• **Exercise**
Look through the entries below and report every line that has "View".

• **Stored data**

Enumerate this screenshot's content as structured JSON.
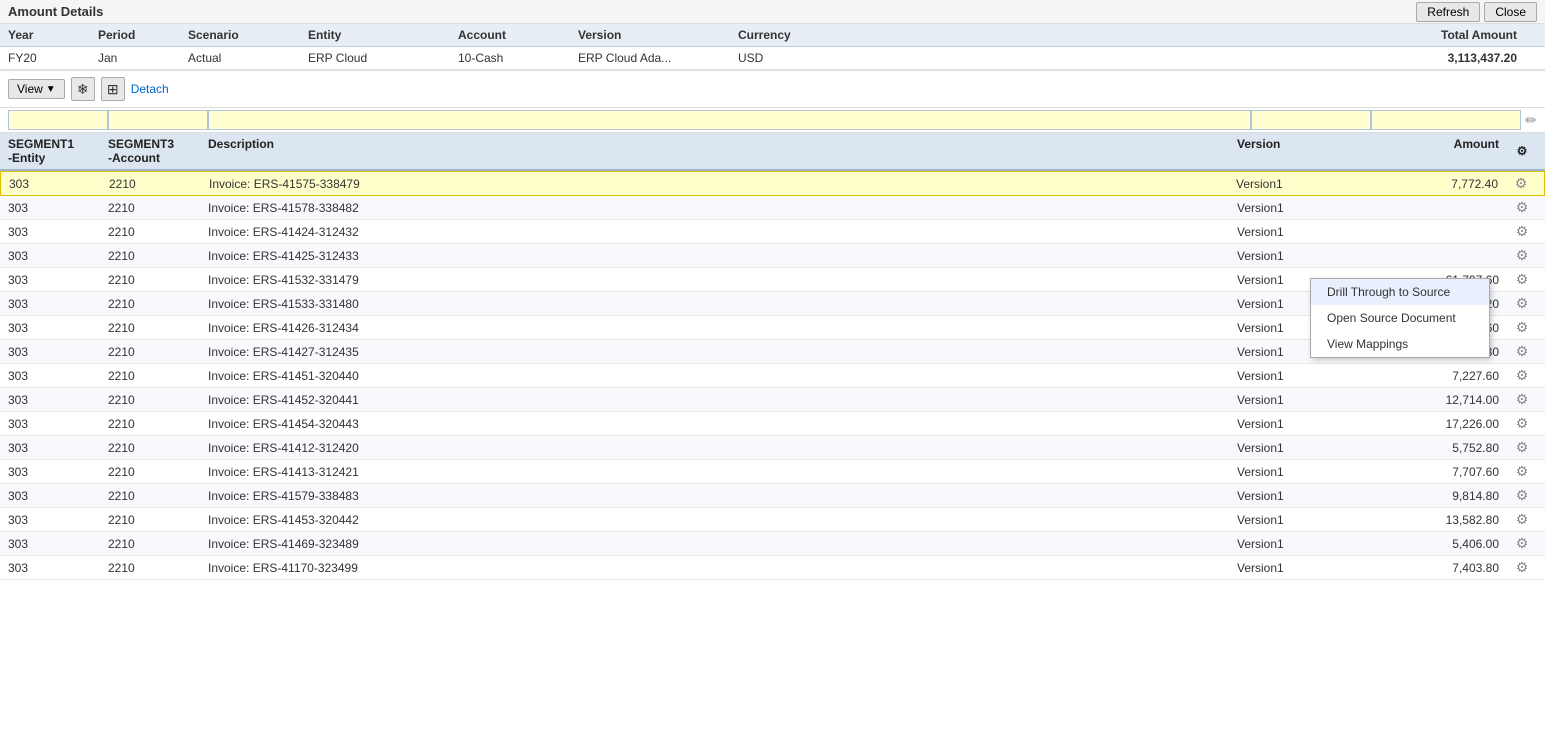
{
  "header": {
    "title": "Amount Details",
    "refresh_label": "Refresh",
    "close_label": "Close"
  },
  "summary": {
    "columns": [
      "Year",
      "Period",
      "Scenario",
      "Entity",
      "Account",
      "Version",
      "Currency",
      "Total Amount"
    ],
    "row": {
      "year": "FY20",
      "period": "Jan",
      "scenario": "Actual",
      "entity": "ERP Cloud",
      "account": "10-Cash",
      "version": "ERP Cloud Ada...",
      "currency": "USD",
      "total_amount": "3,113,437.20"
    }
  },
  "toolbar": {
    "view_label": "View",
    "detach_label": "Detach"
  },
  "table": {
    "columns": {
      "segment1": "SEGMENT1\n-Entity",
      "segment3": "SEGMENT3\n-Account",
      "description": "Description",
      "version": "Version",
      "amount": "Amount"
    },
    "rows": [
      {
        "seg1": "303",
        "seg3": "2210",
        "desc": "Invoice: ERS-41575-338479",
        "version": "Version1",
        "amount": "7,772.40",
        "highlighted": true
      },
      {
        "seg1": "303",
        "seg3": "2210",
        "desc": "Invoice: ERS-41578-338482",
        "version": "Version1",
        "amount": "",
        "highlighted": false
      },
      {
        "seg1": "303",
        "seg3": "2210",
        "desc": "Invoice: ERS-41424-312432",
        "version": "Version1",
        "amount": "",
        "highlighted": false
      },
      {
        "seg1": "303",
        "seg3": "2210",
        "desc": "Invoice: ERS-41425-312433",
        "version": "Version1",
        "amount": "",
        "highlighted": false
      },
      {
        "seg1": "303",
        "seg3": "2210",
        "desc": "Invoice: ERS-41532-331479",
        "version": "Version1",
        "amount": "61,797.60",
        "highlighted": false
      },
      {
        "seg1": "303",
        "seg3": "2210",
        "desc": "Invoice: ERS-41533-331480",
        "version": "Version1",
        "amount": "20,599.20",
        "highlighted": false
      },
      {
        "seg1": "303",
        "seg3": "2210",
        "desc": "Invoice: ERS-41426-312434",
        "version": "Version1",
        "amount": "7,707.60",
        "highlighted": false
      },
      {
        "seg1": "303",
        "seg3": "2210",
        "desc": "Invoice: ERS-41427-312435",
        "version": "Version1",
        "amount": "8,656.80",
        "highlighted": false
      },
      {
        "seg1": "303",
        "seg3": "2210",
        "desc": "Invoice: ERS-41451-320440",
        "version": "Version1",
        "amount": "7,227.60",
        "highlighted": false
      },
      {
        "seg1": "303",
        "seg3": "2210",
        "desc": "Invoice: ERS-41452-320441",
        "version": "Version1",
        "amount": "12,714.00",
        "highlighted": false
      },
      {
        "seg1": "303",
        "seg3": "2210",
        "desc": "Invoice: ERS-41454-320443",
        "version": "Version1",
        "amount": "17,226.00",
        "highlighted": false
      },
      {
        "seg1": "303",
        "seg3": "2210",
        "desc": "Invoice: ERS-41412-312420",
        "version": "Version1",
        "amount": "5,752.80",
        "highlighted": false
      },
      {
        "seg1": "303",
        "seg3": "2210",
        "desc": "Invoice: ERS-41413-312421",
        "version": "Version1",
        "amount": "7,707.60",
        "highlighted": false
      },
      {
        "seg1": "303",
        "seg3": "2210",
        "desc": "Invoice: ERS-41579-338483",
        "version": "Version1",
        "amount": "9,814.80",
        "highlighted": false
      },
      {
        "seg1": "303",
        "seg3": "2210",
        "desc": "Invoice: ERS-41453-320442",
        "version": "Version1",
        "amount": "13,582.80",
        "highlighted": false
      },
      {
        "seg1": "303",
        "seg3": "2210",
        "desc": "Invoice: ERS-41469-323489",
        "version": "Version1",
        "amount": "5,406.00",
        "highlighted": false
      },
      {
        "seg1": "303",
        "seg3": "2210",
        "desc": "Invoice: ERS-41170-323499",
        "version": "Version1",
        "amount": "7,403.80",
        "highlighted": false
      }
    ]
  },
  "context_menu": {
    "items": [
      {
        "label": "Drill Through to Source",
        "active": true
      },
      {
        "label": "Open Source Document",
        "active": false
      },
      {
        "label": "View Mappings",
        "active": false
      }
    ]
  },
  "icons": {
    "dropdown_arrow": "▼",
    "gear": "⚙",
    "pencil": "✏",
    "freeze": "❄",
    "detach": "⊞"
  }
}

• **Exercise output**
    "view_label": "View",
        "label": "View Mappings",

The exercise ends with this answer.